Corporate treasurers face exciting times ahead. Interest rates have been at record lows since the financial crisis and soon – perhaps very soon – they will rise as quantitative easing is gradually, well, eased and stopped. There is also volatile liquidity – more importantly – illiquidity. New regulations such as Basel III and accounting standards, among many others, will further drive up the cost of borrowing.

Treasurers have responded in different ways according to their different needs which are far more sensitive than macroeconomic trends and require daily attention and negotiation. Moreover, treasurers have shown how they can be nimble because each is in such a unique position. Some companies are investment [fixed] capital intensive, perhaps in a regulated environment, while fast moving industries are playing with huge cash volumes on competitively restricted margins and they have to manage their working capital ever more effectively.

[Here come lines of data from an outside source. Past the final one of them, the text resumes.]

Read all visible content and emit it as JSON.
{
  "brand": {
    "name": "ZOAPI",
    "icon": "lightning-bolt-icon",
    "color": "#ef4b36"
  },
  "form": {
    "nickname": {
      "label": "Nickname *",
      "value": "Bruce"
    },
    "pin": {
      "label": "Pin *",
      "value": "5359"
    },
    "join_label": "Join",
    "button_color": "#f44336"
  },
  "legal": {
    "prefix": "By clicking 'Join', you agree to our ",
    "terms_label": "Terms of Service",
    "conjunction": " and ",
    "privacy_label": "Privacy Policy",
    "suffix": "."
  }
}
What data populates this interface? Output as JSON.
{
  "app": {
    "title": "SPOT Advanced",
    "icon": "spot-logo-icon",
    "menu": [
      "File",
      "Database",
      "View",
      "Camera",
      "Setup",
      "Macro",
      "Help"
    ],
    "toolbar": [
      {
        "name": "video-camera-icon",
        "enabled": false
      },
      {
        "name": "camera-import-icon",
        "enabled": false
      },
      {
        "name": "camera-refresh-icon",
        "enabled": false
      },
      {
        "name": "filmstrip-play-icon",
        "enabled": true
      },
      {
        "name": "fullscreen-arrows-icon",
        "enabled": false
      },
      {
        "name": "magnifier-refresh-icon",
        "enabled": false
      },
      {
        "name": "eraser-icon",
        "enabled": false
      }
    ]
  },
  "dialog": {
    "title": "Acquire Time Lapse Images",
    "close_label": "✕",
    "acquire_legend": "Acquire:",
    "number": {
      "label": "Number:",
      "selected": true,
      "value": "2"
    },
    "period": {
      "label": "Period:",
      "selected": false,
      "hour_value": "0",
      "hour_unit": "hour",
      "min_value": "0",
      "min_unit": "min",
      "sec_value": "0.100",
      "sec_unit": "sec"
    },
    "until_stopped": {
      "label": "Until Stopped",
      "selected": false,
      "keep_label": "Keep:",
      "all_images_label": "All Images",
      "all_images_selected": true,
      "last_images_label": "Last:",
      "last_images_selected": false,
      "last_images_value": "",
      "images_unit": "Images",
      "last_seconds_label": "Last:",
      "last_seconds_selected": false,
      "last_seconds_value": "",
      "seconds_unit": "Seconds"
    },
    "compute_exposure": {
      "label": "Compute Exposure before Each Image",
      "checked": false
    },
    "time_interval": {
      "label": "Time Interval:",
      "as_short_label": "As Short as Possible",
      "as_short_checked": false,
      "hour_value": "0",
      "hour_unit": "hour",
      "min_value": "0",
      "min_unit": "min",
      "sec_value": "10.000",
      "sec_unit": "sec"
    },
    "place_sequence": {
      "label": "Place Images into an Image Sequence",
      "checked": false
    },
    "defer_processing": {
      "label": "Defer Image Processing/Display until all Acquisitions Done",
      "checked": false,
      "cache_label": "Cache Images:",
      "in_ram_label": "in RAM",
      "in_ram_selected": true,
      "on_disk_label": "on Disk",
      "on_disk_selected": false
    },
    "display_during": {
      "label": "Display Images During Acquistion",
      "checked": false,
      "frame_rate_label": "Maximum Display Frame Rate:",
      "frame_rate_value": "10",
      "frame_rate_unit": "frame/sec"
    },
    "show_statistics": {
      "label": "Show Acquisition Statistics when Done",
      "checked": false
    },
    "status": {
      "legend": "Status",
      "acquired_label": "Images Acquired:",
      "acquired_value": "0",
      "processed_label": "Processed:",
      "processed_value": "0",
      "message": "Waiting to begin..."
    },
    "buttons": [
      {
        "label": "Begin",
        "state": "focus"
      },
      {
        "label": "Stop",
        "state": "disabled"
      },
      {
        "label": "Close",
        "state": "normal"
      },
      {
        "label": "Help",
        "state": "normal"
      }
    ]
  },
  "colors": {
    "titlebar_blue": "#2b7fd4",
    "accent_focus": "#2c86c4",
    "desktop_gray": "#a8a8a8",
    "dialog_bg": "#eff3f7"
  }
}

In both cases, the availability of credit – bank facilities, debt and equity capital markets and third party investment funds – has remained much the same in aggregate but more individually differentiated. There are higher fees but there are also windows of opportunity. In managing working capital, the emphasis is increasingly on technology: trailing cash, pooling it and deploying it efficiently in the right currency at the time for procurement, for sales finance or simply keeping excess cash invested in deposits and funds.

I hope to hear more about these at our International Cash and Treasury Management event in Copenhagen on 23-25 September ( A healthy funding equals a healthy company – and keep your funding flexible. Discuss!